In terms of its activist stance, “Question 1” explores a cruel cycle that recurs all too often in today’s politics. By unconventionally presenting the closeted politician as a sympathetic protagonist (instead of a side character or “bad guy”), the audience sees how the antihero’s childhood – dominated by loving but narrow-minded parents – is the foundation from which this self-loathing, two-faced politician is born. Of course, the vitriol he contributes to the political rhetoric as an adult ironically encourages the same kind of prejudice that shaped the narrow-mindedness of his parents.
In other activist terms, “Question 1” tells the dramatic true story of Maine’s same-sex marriage roller coaster. In 2009, Maine Governor John Baldacci became the first governor in the country to sign a same-sex marriage law that had been passed by a legislature. However, a voter referendum called “Question 1” repealed the law before it could go into effect. Three years later, a second voter referendum legalized same-sex marriage within the state. In my show, these remarkable historical events are humanized by the resultant personal struggles of the show’s fictitious characters.
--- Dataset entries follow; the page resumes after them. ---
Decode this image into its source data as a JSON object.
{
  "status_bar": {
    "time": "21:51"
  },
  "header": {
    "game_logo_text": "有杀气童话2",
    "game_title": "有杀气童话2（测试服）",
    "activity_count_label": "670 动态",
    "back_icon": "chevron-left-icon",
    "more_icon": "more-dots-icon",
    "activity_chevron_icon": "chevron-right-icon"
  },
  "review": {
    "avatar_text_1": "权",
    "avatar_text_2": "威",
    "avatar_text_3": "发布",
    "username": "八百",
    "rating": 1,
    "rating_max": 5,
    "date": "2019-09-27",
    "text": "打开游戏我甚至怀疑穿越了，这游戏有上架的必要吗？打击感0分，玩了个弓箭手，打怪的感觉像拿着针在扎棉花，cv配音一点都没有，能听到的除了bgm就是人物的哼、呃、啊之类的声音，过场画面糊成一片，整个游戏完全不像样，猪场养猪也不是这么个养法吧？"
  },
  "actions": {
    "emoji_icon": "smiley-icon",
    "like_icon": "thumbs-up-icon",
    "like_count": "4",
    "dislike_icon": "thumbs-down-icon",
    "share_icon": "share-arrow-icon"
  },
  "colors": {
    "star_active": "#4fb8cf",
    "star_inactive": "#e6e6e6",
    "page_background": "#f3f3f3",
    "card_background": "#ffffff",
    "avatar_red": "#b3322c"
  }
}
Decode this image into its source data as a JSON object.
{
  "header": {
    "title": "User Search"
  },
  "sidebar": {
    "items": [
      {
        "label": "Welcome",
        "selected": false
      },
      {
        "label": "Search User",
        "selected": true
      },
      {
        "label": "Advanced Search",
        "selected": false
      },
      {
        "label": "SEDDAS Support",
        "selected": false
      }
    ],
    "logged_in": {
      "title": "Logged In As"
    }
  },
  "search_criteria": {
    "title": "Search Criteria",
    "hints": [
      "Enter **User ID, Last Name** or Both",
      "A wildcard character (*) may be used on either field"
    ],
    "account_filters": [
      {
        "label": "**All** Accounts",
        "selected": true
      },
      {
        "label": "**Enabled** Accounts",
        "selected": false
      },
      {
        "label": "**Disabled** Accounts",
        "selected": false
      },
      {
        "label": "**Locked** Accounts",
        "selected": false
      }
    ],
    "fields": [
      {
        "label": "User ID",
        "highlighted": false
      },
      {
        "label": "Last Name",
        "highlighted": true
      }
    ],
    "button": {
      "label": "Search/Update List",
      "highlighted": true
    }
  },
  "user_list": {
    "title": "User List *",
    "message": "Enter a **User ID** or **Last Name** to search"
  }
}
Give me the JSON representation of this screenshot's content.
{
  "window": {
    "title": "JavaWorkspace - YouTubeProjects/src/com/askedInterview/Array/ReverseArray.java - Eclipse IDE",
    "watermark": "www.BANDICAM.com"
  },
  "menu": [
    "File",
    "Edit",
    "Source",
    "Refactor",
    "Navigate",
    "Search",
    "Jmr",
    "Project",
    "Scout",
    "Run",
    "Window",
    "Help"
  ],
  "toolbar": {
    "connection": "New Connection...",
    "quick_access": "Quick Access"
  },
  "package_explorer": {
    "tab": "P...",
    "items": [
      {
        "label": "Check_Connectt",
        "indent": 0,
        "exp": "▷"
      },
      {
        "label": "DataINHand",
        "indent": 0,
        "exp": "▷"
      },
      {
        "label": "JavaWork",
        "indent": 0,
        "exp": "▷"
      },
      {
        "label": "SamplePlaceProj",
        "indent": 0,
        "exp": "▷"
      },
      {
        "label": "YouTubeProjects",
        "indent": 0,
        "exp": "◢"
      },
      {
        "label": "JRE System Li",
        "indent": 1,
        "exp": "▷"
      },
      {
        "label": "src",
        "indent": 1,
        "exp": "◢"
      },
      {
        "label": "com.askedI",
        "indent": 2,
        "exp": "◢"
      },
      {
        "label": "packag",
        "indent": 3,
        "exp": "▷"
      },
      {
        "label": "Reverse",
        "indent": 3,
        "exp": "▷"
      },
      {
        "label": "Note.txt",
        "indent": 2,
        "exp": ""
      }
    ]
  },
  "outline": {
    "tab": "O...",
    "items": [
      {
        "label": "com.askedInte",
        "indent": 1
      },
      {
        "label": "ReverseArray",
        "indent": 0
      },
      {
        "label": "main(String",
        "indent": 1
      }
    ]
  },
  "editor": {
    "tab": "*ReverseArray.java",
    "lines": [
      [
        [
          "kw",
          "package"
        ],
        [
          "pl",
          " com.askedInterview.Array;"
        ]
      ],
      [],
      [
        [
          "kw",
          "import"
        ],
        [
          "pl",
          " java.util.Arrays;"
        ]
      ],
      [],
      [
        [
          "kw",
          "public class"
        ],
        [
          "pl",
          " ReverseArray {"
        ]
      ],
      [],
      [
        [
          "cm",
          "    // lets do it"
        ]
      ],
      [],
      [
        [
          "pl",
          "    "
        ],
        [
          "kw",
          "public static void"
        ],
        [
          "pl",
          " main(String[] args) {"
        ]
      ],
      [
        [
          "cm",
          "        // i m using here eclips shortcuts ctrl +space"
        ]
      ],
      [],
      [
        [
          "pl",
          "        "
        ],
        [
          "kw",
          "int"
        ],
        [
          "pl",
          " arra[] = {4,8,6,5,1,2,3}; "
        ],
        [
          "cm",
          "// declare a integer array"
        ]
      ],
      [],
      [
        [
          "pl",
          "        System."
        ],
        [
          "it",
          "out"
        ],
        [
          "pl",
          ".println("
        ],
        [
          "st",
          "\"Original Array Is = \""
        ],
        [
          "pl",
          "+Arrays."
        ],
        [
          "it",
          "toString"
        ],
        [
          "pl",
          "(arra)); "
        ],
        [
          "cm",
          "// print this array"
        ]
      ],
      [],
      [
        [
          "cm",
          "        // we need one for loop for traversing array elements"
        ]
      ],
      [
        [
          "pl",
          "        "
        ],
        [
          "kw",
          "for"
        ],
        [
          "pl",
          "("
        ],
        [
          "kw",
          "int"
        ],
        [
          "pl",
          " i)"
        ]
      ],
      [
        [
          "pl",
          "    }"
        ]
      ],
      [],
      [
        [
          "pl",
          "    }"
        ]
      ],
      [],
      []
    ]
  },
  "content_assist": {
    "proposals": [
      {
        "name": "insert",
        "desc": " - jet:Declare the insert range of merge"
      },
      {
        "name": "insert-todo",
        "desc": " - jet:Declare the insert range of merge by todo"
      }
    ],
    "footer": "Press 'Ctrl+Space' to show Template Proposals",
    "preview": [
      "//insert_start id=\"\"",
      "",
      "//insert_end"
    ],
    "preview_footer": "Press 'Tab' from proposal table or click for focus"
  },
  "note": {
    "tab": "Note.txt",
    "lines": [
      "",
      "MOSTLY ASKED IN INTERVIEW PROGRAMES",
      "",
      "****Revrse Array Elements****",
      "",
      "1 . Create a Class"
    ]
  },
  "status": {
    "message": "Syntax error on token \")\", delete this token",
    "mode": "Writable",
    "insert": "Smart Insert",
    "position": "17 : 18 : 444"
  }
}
There is value in being grateful for what we’ve won. President Obama has led the most proactive administration in history in the struggle for LGBTQ rights. Governor Cuomo announced regulations to hinder the use of “gay conversion” therapy on young, gay New Yorkers. Major businesses across the country are outspoken in support of the LGBTQ community.
We also have to remember what work still needs to be done. Some struggles are in the legislative arena. The recent “bathroom bills” that try to dictate which people can use which bathroom is one example. Other discriminatory laws get passed under the guise of “religious freedom.” We still have to pass a federal Equality Act, which would prohibit discrimination based on sexual orientation and gender identity in employment, housing, credit, education, federal funding and access to public places. The high rate of LGBTQ youth suicide remains a tragedy. Prejudice against LGBTQ people is worldwide: gay activists were recently hacked to death in Bangladesh. There is much more work to be done beyond the right to get married. Equality and freedom for all is a long journey. Let’s get on board.
There are numerous organizations you can help. Some that I support include:
- The Trevor Project and its fundraising arm Trevor NextGen.
- The Tyler Clementi Foundation, which works to end online and offline bullying in schools, workplaces and faith communities.
- The Hetrick Martin Institute, which provides social support and programming for at-risk LGBTQ youth, including outreach homeless services, and the Harvey Milk High School, which offers a safe educational environment.
“He was gay. And I was gay. And he killed himself. And I … became an activist Broadway musician.”
Chris Reza has been a member of Local 802 since 2011.